  • Software that allows patients to monitor their own health and communicate with their doctors

The medical device field categorizes software into three types

  • software as part of a medical device
  • standalone software, accessories of a medical product, and
  • discrete software not a medical device.

Manufacturers must adhere to different regulations based on this classification.

SaMD vs Medical Device Software

With software playing an increasingly crucial role in healthcare, understanding the difference between Software as a Medical Device (SaMD) and Medical Device Software (MDSW) becomes crucial. Both involve software, but their classifications and regulations differ significantly.

SaMD (Software as a Medical Device) refers to standalone software designed for medical purposes, operating independently without a physical device. Examples include mobile apps for disease diagnosis, image analysis algorithms, and telehealth platforms. SaMD has direct medical impact, providing diagnoses or influencing patient care, and is subject to specific regulations based on risk. 

MDSW (Medical Device Software), on the other hand, is software embedded within or integral to a physical medical device, supporting its operation without directly influencing patient care. Examples include the operating system for a pacemaker or software in a diagnostic imaging device. MDSW is regulated along with the entire medical device under established regulations for medical devices. 

Key differences include SaMD being standalone, with direct medical impact, and subject to specific regulations, while MDSW is integrated, with an indirect medical impact and regulated along with the entire medical device. There can be overlap, as software controlling core device functionality may be MDSW, while additional features for patient interaction might be considered SaMD. 

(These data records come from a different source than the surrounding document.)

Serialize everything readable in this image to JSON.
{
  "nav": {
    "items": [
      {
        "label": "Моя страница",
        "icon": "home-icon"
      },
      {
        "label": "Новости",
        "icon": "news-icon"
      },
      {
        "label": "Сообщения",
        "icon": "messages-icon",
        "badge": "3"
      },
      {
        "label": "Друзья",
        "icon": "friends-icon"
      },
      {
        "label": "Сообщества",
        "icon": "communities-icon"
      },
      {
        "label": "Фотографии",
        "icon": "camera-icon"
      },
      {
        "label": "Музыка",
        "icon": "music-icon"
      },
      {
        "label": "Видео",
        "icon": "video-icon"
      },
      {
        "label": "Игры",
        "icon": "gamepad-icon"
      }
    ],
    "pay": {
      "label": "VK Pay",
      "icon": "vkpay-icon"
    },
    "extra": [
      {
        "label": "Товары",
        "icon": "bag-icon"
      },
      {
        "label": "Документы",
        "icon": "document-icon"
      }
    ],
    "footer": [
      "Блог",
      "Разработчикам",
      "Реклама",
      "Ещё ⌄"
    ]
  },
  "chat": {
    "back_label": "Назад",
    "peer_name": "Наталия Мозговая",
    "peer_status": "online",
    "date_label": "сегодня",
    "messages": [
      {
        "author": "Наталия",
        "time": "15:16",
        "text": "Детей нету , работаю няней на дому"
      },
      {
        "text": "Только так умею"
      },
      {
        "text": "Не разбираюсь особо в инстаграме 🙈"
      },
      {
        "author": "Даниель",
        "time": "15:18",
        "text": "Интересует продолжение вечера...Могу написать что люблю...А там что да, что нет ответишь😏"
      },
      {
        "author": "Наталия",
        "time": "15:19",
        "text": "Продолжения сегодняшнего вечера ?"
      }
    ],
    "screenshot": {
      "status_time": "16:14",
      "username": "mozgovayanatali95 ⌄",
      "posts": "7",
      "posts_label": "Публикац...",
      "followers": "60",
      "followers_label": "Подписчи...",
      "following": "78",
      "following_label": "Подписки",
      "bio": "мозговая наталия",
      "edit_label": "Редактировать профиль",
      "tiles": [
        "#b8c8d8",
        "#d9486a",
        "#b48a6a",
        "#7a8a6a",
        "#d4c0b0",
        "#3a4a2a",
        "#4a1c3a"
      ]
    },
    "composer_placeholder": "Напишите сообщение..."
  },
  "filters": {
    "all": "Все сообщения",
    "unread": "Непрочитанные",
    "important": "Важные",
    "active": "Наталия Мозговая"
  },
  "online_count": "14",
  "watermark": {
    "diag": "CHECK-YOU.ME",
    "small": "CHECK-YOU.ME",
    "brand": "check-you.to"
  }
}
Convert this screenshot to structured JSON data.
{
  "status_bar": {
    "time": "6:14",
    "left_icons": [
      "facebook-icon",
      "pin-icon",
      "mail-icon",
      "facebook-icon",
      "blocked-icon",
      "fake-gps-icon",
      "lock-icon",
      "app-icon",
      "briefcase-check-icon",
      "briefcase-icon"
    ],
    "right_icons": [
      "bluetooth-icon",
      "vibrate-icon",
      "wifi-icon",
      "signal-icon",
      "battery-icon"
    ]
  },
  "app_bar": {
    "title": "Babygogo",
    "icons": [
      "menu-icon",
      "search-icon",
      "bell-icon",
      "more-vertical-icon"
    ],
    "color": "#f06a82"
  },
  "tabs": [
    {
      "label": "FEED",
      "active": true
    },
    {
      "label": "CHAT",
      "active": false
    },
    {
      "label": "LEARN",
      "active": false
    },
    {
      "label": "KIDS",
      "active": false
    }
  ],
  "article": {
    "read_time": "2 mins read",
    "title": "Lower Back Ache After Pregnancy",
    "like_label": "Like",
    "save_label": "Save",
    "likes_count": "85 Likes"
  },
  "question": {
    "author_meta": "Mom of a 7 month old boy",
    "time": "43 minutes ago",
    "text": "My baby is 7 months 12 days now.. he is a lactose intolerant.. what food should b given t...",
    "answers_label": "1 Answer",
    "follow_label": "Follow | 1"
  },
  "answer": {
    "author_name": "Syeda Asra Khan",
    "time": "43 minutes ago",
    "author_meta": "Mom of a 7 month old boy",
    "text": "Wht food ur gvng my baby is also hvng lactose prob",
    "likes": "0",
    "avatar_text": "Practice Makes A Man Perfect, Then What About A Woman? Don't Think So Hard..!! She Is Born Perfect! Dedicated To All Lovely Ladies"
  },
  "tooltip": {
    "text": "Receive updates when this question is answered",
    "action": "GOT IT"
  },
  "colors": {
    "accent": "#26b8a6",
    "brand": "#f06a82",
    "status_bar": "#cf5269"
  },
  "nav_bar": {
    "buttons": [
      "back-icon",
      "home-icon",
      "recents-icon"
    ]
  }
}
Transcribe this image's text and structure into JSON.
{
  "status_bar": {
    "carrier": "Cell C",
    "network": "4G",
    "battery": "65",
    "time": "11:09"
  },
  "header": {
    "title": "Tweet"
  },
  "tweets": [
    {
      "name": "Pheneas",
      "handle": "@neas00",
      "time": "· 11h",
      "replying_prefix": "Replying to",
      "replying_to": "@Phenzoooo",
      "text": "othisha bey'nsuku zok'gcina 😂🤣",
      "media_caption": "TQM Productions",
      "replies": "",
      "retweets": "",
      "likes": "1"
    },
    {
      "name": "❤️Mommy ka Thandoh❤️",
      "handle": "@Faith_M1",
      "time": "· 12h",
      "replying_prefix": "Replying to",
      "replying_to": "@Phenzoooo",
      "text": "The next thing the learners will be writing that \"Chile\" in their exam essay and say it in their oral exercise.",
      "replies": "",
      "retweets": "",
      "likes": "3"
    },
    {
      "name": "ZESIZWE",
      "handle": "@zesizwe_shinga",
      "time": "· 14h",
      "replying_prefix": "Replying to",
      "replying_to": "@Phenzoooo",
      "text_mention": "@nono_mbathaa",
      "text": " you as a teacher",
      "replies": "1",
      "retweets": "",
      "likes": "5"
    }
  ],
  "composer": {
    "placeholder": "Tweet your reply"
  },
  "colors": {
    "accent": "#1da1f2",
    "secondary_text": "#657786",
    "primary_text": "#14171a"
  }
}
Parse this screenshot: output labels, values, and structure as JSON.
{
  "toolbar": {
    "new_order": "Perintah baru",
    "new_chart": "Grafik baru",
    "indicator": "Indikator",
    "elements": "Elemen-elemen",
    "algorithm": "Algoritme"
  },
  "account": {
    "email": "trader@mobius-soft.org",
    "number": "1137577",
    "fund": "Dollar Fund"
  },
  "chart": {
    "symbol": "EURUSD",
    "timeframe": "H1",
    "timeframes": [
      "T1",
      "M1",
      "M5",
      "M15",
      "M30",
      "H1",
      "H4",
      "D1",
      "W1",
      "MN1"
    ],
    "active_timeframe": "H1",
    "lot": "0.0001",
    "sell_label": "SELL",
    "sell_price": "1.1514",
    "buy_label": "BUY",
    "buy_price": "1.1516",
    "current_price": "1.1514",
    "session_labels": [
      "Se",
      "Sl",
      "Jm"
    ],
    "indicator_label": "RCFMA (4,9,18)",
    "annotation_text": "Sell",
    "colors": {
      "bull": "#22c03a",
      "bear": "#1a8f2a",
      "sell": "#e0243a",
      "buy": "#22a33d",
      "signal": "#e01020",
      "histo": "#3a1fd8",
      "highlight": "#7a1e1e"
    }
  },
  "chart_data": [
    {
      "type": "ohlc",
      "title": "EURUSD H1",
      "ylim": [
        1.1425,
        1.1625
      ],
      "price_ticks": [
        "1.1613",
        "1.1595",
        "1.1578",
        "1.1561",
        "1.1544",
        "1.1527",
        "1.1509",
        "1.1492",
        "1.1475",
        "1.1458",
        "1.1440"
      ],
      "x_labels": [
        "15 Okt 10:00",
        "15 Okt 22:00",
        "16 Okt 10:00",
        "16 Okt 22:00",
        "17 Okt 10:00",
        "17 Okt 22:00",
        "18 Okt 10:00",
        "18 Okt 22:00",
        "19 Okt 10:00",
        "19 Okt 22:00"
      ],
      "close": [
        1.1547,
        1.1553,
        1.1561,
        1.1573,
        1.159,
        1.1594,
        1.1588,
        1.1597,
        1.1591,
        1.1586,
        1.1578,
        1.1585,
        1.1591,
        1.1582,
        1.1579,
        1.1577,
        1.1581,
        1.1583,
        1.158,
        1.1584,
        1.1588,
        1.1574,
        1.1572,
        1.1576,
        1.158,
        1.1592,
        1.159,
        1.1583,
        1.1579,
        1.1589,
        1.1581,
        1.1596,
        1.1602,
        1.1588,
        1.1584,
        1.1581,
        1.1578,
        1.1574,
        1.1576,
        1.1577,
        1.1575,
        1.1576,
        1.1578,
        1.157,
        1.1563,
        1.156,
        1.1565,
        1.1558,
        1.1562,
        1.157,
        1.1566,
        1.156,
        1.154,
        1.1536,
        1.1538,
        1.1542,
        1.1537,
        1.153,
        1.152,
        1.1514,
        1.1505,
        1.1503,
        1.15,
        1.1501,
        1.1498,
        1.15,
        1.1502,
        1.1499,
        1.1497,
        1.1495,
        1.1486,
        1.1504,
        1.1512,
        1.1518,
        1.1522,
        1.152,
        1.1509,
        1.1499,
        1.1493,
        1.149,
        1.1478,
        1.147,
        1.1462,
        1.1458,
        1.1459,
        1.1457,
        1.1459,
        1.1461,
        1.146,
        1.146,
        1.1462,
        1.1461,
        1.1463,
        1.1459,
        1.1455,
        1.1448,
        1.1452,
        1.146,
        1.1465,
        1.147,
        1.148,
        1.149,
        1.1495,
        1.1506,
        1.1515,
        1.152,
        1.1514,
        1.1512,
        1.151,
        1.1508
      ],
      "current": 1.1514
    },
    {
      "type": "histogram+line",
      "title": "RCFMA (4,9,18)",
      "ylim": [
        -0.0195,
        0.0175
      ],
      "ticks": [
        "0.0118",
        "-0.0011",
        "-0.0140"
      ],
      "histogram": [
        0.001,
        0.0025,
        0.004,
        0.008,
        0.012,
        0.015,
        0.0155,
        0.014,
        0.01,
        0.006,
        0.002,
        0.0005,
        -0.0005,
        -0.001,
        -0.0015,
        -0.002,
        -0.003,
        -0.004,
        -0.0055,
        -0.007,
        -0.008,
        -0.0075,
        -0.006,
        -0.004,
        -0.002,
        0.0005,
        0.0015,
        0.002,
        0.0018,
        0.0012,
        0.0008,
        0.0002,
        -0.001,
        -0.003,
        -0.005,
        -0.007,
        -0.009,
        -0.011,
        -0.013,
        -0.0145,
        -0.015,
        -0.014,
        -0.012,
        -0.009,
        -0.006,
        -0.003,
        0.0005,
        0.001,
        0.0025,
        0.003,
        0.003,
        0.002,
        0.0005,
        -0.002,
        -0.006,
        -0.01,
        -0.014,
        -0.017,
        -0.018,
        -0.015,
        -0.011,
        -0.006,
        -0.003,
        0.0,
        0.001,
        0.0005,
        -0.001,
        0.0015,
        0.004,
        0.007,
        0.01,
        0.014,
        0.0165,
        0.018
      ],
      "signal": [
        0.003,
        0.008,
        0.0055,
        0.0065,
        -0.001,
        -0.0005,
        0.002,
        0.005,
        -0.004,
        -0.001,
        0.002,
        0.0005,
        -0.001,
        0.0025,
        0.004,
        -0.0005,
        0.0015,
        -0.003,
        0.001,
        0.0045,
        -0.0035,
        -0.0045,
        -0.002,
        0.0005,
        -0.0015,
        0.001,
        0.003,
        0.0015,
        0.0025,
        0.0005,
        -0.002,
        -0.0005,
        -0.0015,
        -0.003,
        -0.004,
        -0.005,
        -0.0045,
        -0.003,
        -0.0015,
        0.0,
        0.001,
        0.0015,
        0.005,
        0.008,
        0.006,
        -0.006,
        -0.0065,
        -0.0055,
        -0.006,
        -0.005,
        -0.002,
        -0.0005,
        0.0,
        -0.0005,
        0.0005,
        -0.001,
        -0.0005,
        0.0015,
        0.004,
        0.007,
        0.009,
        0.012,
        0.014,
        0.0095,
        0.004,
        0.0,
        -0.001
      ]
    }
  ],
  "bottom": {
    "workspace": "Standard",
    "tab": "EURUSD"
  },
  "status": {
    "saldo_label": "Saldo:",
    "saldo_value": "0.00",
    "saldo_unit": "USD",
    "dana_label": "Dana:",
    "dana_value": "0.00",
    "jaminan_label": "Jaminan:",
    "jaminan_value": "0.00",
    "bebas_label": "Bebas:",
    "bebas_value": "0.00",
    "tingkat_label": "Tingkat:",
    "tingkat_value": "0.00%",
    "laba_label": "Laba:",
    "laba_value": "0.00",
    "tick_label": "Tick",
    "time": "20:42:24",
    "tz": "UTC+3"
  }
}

Several leading technologies utilize software as a medical device (SaMD) to enhance healthcare delivery, diagnosis, treatment, and patient monitoring. 

Some prominent technologies which OMC has worked are as follows: 

  1. Telemedicine Platforms: Telemedicine software enables remote consultations between healthcare providers and patients, facilitating diagnosis, treatment planning, and monitoring without the need for in-person visits.
  1. Health Monitoring Apps: Mobile applications for health monitoring track various metrics such as heart rate, blood pressure, glucose levels, and physical activity, allowing individuals to manage their health and enabling healthcare providers to remotely monitor patients.  
  1. Diagnostic Software: Diagnostic software utilizes algorithms and machine learning techniques to analyze medical images, laboratory results, and patient data to aid in disease diagnosis and prognosis. Examples include AI-based diagnostic tools for radiology, pathology, and dermatology.
  1. Clinical Decision Support Systems (CDSS): CDSS software provides healthcare professionals with evidence-based recommendations and guidelines at the point of care, assisting in diagnosis, treatment planning, and medication management.
  1. Wearable Medical Devices: Wearable devices equipped with software applications monitor vital signs, detect abnormalities, and provide real-time health data to users and healthcare providers. Examples include smartwatches, fitness trackers, and continuous glucose monitors.
  1. Remote Patient Monitoring (RPM) Systems: RPM systems use connected devices and software to monitor patients’ health status remotely, allowing healthcare providers to track vital signs, medication adherence, and disease progression outside of traditional clinical settings.
  1. Digital Therapeutics: Digital therapeutics deliver evidence-based interventions through software applications to prevent, manage, or treat medical conditions. These interventions often incorporate cognitive behavioral therapy, mindfulness techniques, and personalized health coaching.
  1. Medical Imaging Software: Medical imaging software processes and analyzes medical images from various modalities, such as MRI, CT, and ultrasound, to assist radiologists and clinicians in interpreting results and making accurate diagnoses.
  1. Genomic Analysis Tools: Software platforms for genomic analysis analyze genetic data to identify mutations, assess disease risk, and guide personalized treatment decisions in precision medicine.